By Tom Carpenter
“Pheasants are an important part of our upland game bird picture in Idaho,” says Jeff Knetter, Upland Game and Waterfowl Staff Biologist with the Idaho Department of Fish & Game (IDFG). “There’s so much diversity and opportunity here, as far as upland birds go. Public land is abundant and easily accessible too.”
“Idaho is an upland hunter’s paradise, with sharptails; both bobwhite and California quail; ruffed, blue and spruce grouse; and chukars and Huns. Pheasants may take a little more work in Idaho than in some places, but ringnecks make for a great combination hunt. Idaho is a top destination for a multi-species upland hunt, if you can whangle the time and just get there.
Focusing on pheasants: “The summer was hot, hot, hot in Idaho, but I think the pheasant hatch came out okay,” says Knetter. “Our folks are seeing good broods out there. That’s what the anecdotal evidence is saying. The reports I am getting are of decent sized broods.”
The reason? Adequate rainfall produced decent cover and a healthy crop of insects for chicks to eat. “I am seeing tons and tons of insects for those chicks, during field work,” says Knetter.
“We had a mild winter, and survival was good where the birds had wintering habitat for the weather events and cold we did have,” he adds. “We had a good, warm spring too. That all bodes well for reproduction too.”
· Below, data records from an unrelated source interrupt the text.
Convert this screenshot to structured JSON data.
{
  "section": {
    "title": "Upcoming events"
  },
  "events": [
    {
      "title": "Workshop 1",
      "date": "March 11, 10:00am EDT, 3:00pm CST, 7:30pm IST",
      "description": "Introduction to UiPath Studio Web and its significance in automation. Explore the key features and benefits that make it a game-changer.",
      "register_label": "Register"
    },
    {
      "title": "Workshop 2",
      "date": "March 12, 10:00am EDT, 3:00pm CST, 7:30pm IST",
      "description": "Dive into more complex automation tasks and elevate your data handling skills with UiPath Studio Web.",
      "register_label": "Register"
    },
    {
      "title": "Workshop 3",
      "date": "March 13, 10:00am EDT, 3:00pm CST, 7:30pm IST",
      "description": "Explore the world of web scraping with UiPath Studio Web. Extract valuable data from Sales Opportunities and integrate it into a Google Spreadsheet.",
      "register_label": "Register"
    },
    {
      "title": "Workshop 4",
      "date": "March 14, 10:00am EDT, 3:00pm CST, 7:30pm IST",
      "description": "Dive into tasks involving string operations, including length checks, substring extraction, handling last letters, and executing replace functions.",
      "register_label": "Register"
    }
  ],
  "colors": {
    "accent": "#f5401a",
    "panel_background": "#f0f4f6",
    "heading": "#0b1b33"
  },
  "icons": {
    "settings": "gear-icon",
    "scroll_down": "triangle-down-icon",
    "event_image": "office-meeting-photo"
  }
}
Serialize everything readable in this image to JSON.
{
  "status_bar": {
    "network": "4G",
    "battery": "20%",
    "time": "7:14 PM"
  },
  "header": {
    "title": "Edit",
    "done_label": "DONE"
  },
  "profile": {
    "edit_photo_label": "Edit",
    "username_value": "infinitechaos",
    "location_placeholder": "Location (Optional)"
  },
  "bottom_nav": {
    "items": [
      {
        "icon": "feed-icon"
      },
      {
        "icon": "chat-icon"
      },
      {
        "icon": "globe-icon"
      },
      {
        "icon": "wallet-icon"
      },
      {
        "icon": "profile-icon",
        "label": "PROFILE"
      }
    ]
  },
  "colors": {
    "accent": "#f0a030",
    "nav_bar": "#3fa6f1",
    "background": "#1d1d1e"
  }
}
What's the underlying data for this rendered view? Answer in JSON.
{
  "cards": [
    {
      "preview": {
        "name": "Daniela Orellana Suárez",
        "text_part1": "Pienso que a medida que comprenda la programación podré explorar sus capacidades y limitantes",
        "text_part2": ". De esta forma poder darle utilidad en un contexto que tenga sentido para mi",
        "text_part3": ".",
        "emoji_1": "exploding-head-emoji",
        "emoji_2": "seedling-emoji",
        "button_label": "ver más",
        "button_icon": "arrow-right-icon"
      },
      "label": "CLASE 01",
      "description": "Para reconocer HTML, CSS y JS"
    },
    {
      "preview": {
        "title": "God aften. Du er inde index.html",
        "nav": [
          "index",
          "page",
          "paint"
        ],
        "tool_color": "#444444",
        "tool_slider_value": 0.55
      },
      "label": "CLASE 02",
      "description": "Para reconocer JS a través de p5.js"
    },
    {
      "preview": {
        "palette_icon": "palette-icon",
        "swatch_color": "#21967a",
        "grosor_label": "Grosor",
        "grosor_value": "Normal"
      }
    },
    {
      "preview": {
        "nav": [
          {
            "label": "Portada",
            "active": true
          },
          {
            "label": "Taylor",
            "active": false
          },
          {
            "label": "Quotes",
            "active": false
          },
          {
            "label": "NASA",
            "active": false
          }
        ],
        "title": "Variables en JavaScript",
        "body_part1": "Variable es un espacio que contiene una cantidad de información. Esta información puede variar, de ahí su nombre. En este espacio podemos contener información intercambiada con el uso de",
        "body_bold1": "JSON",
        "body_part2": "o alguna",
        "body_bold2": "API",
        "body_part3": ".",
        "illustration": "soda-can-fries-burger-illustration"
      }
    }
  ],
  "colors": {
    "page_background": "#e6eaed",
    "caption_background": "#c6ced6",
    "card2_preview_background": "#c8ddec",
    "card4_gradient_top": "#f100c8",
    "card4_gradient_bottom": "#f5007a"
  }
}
Knetter was tabulating results of Idaho’s roadside survey as this report went live, but he had some preliminary good news to share. “The Clearwater region looks very good, with routes that were significantly up this year,” says Knetter. “You never know about the reliability on our routes, as we don’t have the dew that they do out in Iowa, Minnesota and the Dakotas. But more birds is better than fewer!”
“The Lewiston route was up all well,” says Knetter. “The Magic Valley was very stable compared to the past few years.”
“I have seen good broods in the far Southeast of Idaho, as well, as I was doing some crane counts the week of Labor Day,” says Knetter. “Pheasants were flying, and working the roadsides. That was good to see! The Southeast should be alright.”
Of course, none of that is to minimize the upland habitat shifts that Idaho has experienced, like any other state in pheasant country. “Farming practices have changed here, like anywhere, with big fields and fewer odds and ends of habitat for wildlife,” says Knetter.
“I’m encouraged for a good pheasant season overall,” is how Knetter sums it all up. “We should have good bird populations, with the moisture we’ve had.”
Get out to Idaho to experience its upland hunting diversity. And put a few longtails on the bird list.
Idaho Hunting Tip
“The vast majority of our pheasant habitat is on private land,” Knetter points out. “Your best bet for roosters may be to come later in the season, a few weeks after Idaho’s October 14 and October 21 openers, and do some door knocking.” A courteous hunter with a well-behaved dog in the truck, and a kid in tow, can get on some prime land.
Idaho Fish and Game 2017 Upland Forecast
Idaho Public Access Guide
Tom Carpenter is Digital Content Manager for Pheasants Forever.